Screw conveyors don’t always work best for every application. In fact, switching to a drag conveyor can sometimes save you a significant amount of money over the life of the conveyor.
“There’s no one conveyor that can solve every problem,” said John Coxon, Bulk Handling Product Specialist at IBT Industrial Solutions. “But by analyzing your operations, you can often save money by switching to a different conveyor.”
How Do Drag Conveyors Improve Throughput?
They reduce degradation.
Drag conveyors use a special paddle to push product through the system—so they don’t “grind up” the product. This makes them ideal for use with corn, wheat, and rice.
They use less power—saving you money on electricity.
“Screw conveyors require more horsepower to operate on a daily basis,” Coxon said. “So even though a screw conveyor may be less expensive upfront, a drag conveyor actually pays for itself over the life of the equipment with lower energy costs.”
They move product faster.
Since a drag conveyor uses less horsepower (and energy), it can actually move product faster than a screw conveyor—increasing your overall throughput and capacity.
4 Common Types of Drag Conveyors
IBT frequently partners with Essmueller to provide complete systems—plus a wide variety of replacement parts—for bucket elevators, drag conveyors, and turnhead distributors. Essmueller has been providing bulk material handling equipment since 1878, and has over 130 years of experience in the field.
The company’s 4 most common types of drag conveyors include:
- Flat-bottom drag conveyors
- Round-bottom drag conveyors
- Heavy duty drag conveyors
- Incline drag conveyors
Choosing the Right Conveyor
IBT’s bulk handling specialists can analyze your operations and help you find the best conveyor to lower your energy bill, speed up production, or even save room in your facility. They can also find a solution that fits into your current footprint.
When a customer is looking for a better conveyor solution, Coxon typically asks the following questions:
- What type of material are you moving?
- How heavy is the material?
- How many bushels per hour do you process?
- Is the conveyor system running on a horizontal, or an incline?

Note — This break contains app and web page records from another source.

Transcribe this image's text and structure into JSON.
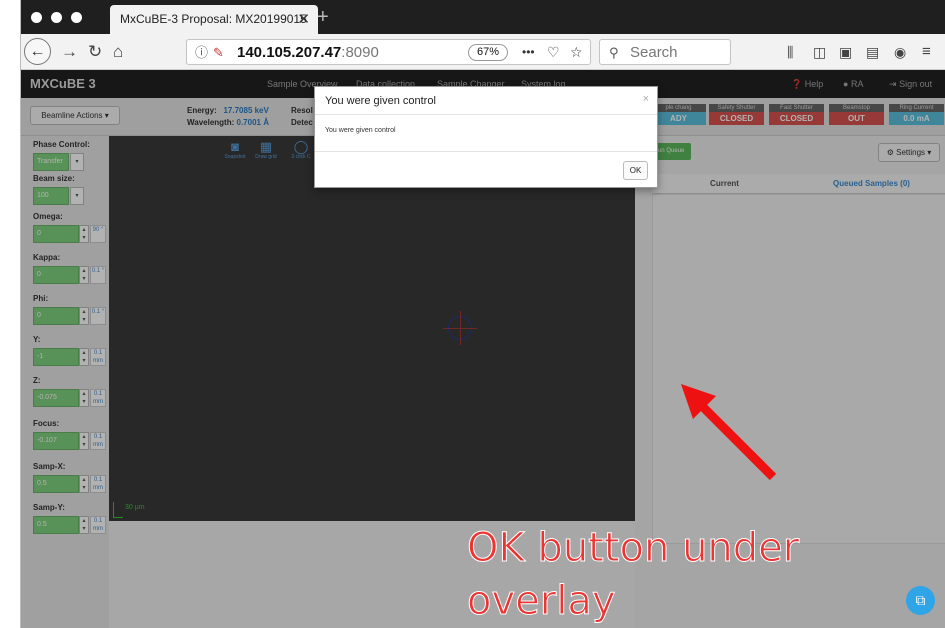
{
  "browser": {
    "tab_title": "MxCuBE-3 Proposal: MX20199015",
    "tab_close": "✕",
    "new_tab": "+",
    "url_host": "140.105.207.47",
    "url_port": ":8090",
    "zoom": "67%",
    "page_actions": "•••",
    "search_placeholder": "Search"
  },
  "app": {
    "brand": "MXCuBE 3",
    "nav": [
      "Sample Overview",
      "Data collection",
      "Sample Changer",
      "System log"
    ],
    "help": "Help",
    "user": "RA",
    "sign_out": "Sign out",
    "beamline_actions": "Beamline Actions ▾",
    "energy_label": "Energy:",
    "energy_value": "17.7085 keV",
    "wavelength_label": "Wavelength:",
    "wavelength_value": "0.7001 Å",
    "resolution_label": "Resol",
    "detector_label": "Detec",
    "statuses": [
      {
        "caption": "ple chang",
        "value": "ADY",
        "color": "#5bc0de"
      },
      {
        "caption": "Safety Shutter",
        "value": "CLOSED",
        "color": "#d9534f"
      },
      {
        "caption": "Fast Shutter",
        "value": "CLOSED",
        "color": "#d9534f"
      },
      {
        "caption": "Beamstop",
        "value": "OUT",
        "color": "#d9534f"
      },
      {
        "caption": "Ring Current",
        "value": "0.0 mA",
        "color": "#5bc0de"
      }
    ]
  },
  "motors": [
    {
      "label": "Phase Control:",
      "value": "Transfer"
    },
    {
      "label": "Beam size:",
      "value": "100"
    },
    {
      "label": "Omega:",
      "value": "0",
      "step": "90 °"
    },
    {
      "label": "Kappa:",
      "value": "0",
      "step": "0.1 °"
    },
    {
      "label": "Phi:",
      "value": "0",
      "step": "0.1 °"
    },
    {
      "label": "Y:",
      "value": "-1",
      "step": "0.1 mm"
    },
    {
      "label": "Z:",
      "value": "-0.075",
      "step": "0.1 mm"
    },
    {
      "label": "Focus:",
      "value": "-0.107",
      "step": "0.1 mm"
    },
    {
      "label": "Samp-X:",
      "value": "0.5",
      "step": "0.1 mm"
    },
    {
      "label": "Samp-Y:",
      "value": "0.5",
      "step": "0.1 mm"
    }
  ],
  "video": {
    "tools": [
      "Snapshot",
      "Draw grid",
      "2-click C"
    ],
    "scale_label": "30 µm"
  },
  "queue": {
    "run_queue": "Run Queue",
    "settings": "⚙ Settings ▾",
    "tab_current": "Current",
    "tab_queued": "Queued Samples (0)"
  },
  "modal": {
    "title": "You were given control",
    "close": "×",
    "body": "You were given control",
    "ok": "OK"
  },
  "annotation": {
    "line1": "OK button under",
    "line2": "overlay",
    "arrow_color": "#ee1111"
  }
}
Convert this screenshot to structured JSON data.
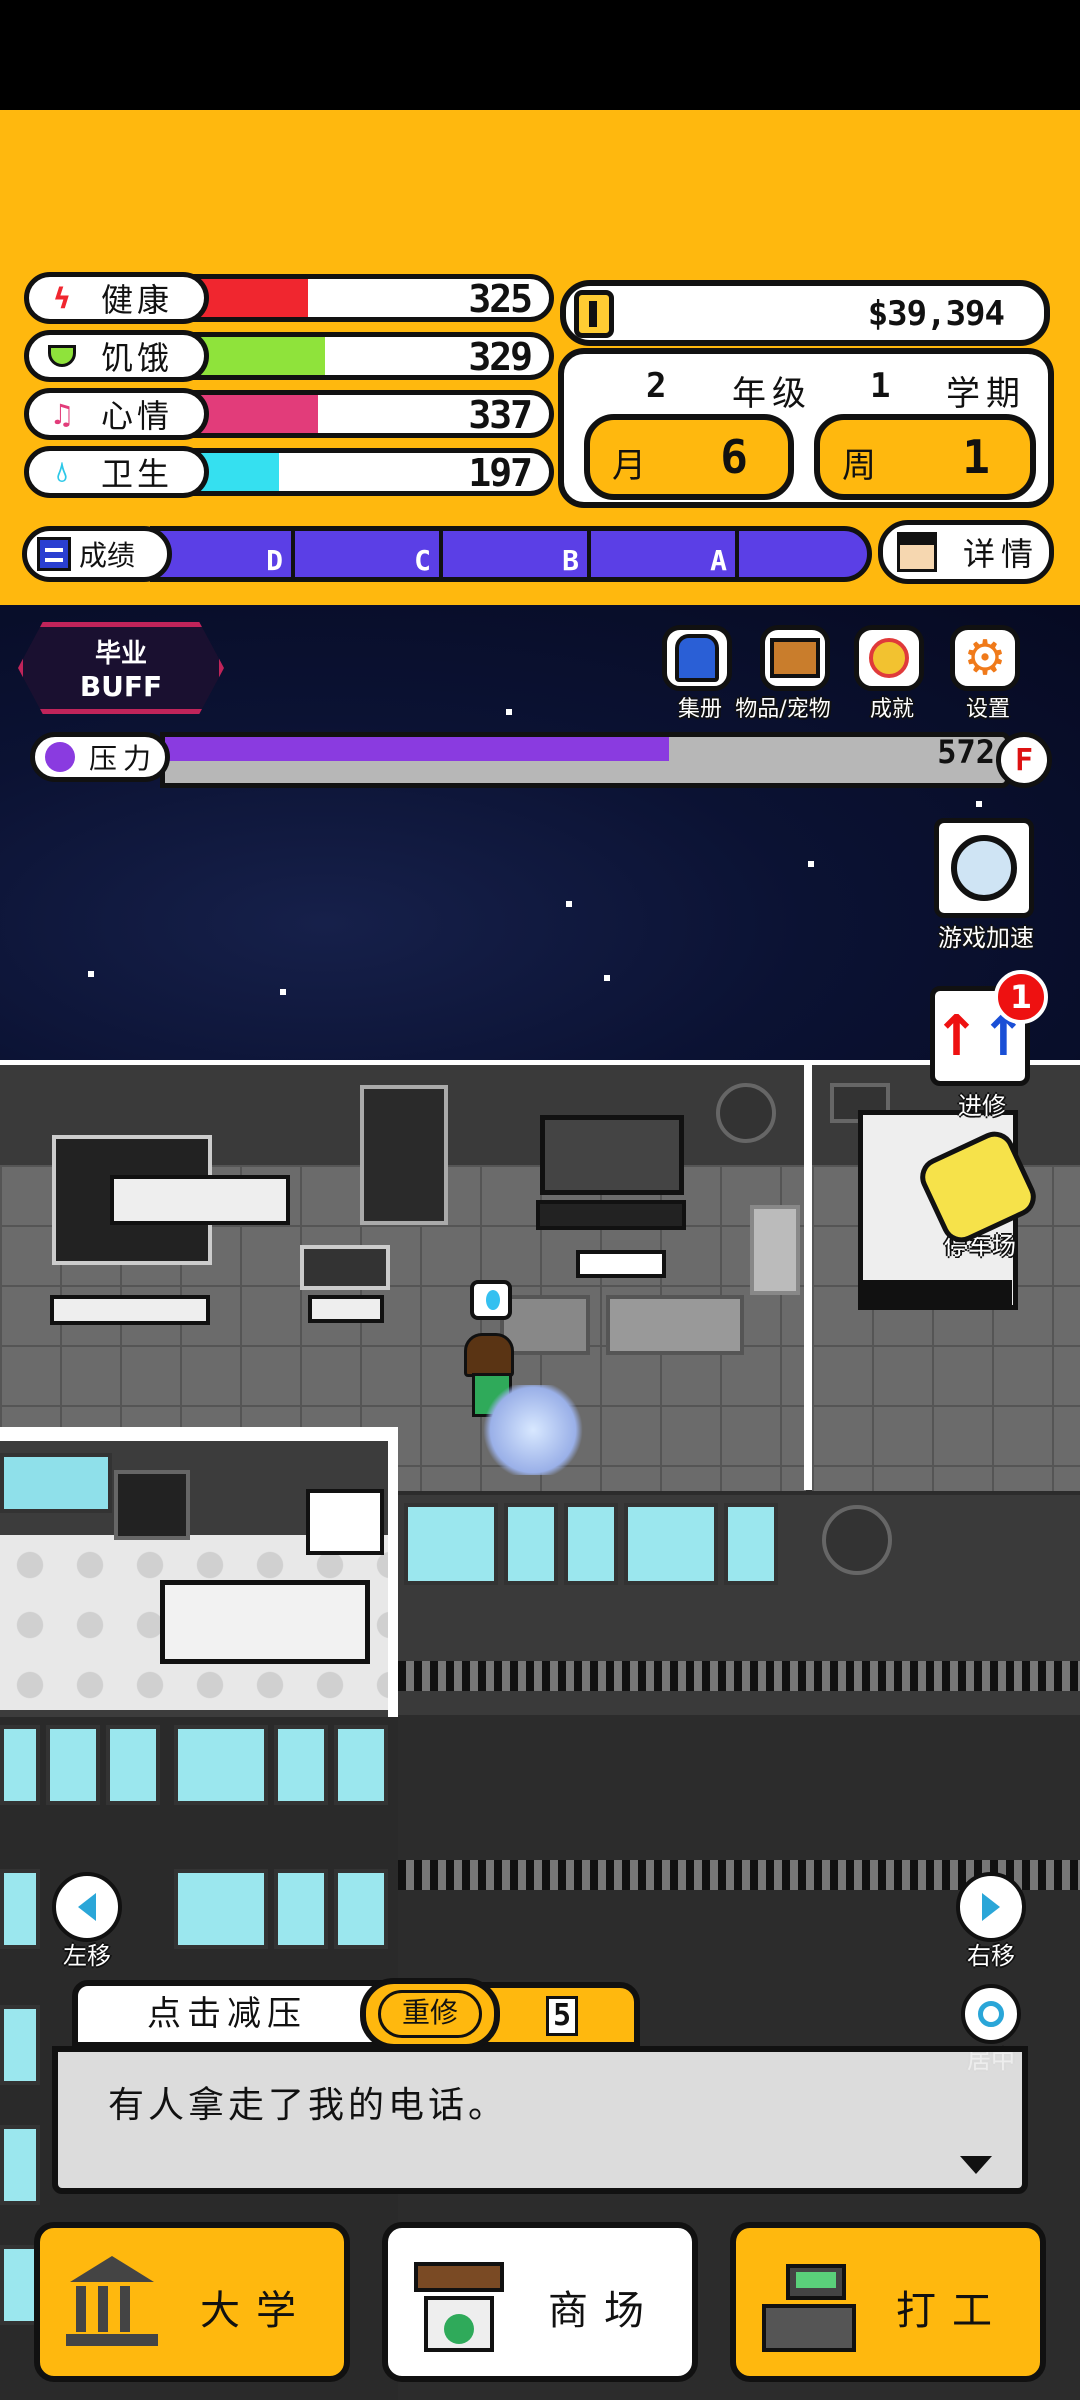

“90% of the time, if you tell me the type of conveyor you’re currently using—plus the type and weight of material you’re moving—I can tell you if there’s a better solution out there that will save you money,” Coxon said.
Could a drag conveyor improve YOUR operations?